Abstract # 147:

Scheduled for Friday, June 21, 2013 04:20 PM-04:35 PM: Session 20 (San Geronimo Ballroom C) Oral Presentation


C. J. Machado
Department of Psychiatry and Behavioral Sciences, California National Primate Research Center, University of California, Davis, CA 95616, USA
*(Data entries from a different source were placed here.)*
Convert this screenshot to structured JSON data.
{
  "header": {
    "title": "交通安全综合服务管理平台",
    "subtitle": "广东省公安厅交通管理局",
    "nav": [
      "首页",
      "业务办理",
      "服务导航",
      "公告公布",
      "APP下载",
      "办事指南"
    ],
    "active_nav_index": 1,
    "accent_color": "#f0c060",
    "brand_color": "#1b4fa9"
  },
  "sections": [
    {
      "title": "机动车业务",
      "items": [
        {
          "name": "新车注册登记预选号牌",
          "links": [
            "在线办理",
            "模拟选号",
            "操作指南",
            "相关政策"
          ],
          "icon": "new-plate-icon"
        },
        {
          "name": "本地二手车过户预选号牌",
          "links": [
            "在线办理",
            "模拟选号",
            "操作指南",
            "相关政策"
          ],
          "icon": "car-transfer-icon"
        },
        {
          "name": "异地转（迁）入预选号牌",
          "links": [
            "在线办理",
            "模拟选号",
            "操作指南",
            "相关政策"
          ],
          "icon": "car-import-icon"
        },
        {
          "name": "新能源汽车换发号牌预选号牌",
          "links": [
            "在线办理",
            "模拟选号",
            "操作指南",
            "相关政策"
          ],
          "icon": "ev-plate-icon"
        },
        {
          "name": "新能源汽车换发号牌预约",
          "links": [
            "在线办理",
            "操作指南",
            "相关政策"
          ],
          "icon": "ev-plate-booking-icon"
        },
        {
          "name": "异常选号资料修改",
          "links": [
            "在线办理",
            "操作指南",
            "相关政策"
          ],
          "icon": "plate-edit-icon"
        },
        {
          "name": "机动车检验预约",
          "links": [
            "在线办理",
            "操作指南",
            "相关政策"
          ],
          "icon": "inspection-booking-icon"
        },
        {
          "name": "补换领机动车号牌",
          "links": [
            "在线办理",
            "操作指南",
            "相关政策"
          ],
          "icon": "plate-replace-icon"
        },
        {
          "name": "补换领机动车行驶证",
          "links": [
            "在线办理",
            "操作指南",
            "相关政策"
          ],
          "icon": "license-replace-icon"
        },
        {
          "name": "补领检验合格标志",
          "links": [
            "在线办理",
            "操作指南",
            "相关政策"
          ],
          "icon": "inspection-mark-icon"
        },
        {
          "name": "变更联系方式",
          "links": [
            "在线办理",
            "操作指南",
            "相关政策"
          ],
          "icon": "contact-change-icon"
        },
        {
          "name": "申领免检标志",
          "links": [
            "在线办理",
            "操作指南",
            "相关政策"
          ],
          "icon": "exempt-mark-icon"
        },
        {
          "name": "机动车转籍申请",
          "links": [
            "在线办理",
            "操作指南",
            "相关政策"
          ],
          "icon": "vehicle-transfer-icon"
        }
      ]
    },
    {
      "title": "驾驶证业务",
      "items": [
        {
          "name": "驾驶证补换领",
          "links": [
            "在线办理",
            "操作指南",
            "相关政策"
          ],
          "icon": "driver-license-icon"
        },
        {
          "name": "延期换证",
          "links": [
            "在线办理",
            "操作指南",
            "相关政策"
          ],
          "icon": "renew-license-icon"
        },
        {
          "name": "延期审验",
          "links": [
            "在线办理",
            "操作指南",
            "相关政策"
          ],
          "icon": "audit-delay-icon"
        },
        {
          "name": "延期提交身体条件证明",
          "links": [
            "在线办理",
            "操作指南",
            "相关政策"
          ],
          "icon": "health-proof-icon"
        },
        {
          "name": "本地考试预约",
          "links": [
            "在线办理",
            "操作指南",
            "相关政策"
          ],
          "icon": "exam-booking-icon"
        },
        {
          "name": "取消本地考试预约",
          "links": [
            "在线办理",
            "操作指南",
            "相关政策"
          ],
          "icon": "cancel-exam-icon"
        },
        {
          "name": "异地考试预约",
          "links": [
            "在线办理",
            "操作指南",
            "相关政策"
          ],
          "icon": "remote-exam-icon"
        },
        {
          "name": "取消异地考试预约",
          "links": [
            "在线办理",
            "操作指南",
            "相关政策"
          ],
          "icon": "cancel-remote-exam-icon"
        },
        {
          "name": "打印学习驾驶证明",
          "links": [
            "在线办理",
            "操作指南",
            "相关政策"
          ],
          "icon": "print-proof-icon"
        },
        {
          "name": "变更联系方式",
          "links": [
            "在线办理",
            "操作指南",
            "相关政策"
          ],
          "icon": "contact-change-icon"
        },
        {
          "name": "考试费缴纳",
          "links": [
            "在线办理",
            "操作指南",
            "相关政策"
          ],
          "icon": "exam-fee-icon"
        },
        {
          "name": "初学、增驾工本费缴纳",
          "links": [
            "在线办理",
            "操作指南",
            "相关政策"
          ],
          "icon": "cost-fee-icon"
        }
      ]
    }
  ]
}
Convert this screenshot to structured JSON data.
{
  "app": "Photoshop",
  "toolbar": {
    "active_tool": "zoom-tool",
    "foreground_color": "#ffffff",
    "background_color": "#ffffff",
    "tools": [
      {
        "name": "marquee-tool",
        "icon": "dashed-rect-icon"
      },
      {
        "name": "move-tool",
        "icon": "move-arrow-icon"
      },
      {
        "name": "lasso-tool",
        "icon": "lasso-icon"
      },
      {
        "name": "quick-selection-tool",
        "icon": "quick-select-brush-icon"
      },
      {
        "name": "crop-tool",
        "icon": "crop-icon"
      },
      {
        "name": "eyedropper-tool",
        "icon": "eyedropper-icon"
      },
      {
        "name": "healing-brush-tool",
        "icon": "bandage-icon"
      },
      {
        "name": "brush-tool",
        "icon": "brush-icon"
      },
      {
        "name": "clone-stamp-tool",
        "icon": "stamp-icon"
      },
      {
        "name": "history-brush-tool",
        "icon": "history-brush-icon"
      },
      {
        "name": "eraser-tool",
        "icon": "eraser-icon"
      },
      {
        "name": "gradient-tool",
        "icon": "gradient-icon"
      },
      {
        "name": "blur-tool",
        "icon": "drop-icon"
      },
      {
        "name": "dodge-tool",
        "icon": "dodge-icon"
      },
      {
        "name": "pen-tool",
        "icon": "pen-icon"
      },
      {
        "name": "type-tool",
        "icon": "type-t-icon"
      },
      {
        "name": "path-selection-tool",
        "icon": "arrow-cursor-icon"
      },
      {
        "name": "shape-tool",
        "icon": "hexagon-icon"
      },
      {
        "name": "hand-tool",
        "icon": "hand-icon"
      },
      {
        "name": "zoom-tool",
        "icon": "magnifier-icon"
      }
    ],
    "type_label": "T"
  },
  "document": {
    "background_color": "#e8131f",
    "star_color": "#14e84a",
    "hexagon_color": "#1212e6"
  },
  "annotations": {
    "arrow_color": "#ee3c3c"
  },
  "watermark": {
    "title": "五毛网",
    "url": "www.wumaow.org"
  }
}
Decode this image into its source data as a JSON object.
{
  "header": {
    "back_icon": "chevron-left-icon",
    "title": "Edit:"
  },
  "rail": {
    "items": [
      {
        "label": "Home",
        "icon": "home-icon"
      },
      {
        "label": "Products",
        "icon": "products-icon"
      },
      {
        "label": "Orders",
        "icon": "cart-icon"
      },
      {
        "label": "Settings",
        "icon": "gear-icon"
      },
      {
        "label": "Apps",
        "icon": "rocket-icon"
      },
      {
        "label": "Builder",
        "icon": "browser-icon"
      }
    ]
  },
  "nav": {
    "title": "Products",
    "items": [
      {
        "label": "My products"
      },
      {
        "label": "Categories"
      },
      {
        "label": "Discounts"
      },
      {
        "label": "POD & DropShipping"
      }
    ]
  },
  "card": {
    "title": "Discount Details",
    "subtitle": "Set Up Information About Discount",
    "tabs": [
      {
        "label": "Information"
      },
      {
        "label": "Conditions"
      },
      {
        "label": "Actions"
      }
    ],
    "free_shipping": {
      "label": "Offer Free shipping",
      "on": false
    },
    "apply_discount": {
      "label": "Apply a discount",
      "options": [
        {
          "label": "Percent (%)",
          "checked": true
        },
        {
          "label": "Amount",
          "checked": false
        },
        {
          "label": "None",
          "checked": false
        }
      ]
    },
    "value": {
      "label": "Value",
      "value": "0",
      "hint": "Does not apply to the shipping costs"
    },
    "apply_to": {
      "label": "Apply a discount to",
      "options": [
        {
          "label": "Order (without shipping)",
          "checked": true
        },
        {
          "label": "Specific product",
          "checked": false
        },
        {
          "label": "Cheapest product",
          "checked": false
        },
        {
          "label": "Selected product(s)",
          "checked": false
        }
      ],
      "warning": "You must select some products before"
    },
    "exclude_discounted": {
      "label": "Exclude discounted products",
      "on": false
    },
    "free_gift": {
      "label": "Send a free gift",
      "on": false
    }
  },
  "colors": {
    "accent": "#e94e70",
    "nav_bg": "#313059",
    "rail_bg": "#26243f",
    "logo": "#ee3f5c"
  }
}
     Social and emotional behaviors appear to be mediated by complex, but mostly overlapping neural networks. However, most research in this field has involved invasive techniques (e.g., lesions and electrophysiological recordings) that typically target only one structure at a time and may result in structural or functional reorganization. We have adopted a whole-brain, noninvasive approach to study the neurobiology of socioemotional cognition in rhesus monkeys (Macaca mulatta). Using positron emission tomography (PET) and 2-deoxy-2[18F]fluoro-D-glucose (FDG), we measured cerebral glucose metabolism in adult males (n=5) under two conditions. One scan occurred after the animals watched videos showing conspecific social behavior during FDG uptake. A second (control) scan occurred after the animals watched videos showing groups of non-primate animals during FDG uptake. Visual scan paths and cardiac psychophysiology were also recorded and incorporated into a Partial Least Squares analysis of the PET data. We predicted that the amygdala, superior temporal sulcus, orbitofrontal cortex (OFC), anterior cingulate cortex (ACC) and frontal pole would be more active when the animals watched conspecific social behavior, relative to groups of heterospecifics. Glucose metabolism was indeed higher in the OFC, ACC and frontal pole for the conspecific social condition, relative to the heterospecific condition (all p<.05), especially when total fixation duration was included in the analysis. These results support the idea that these structures are critical for processing visual stimuli with socioemotional content.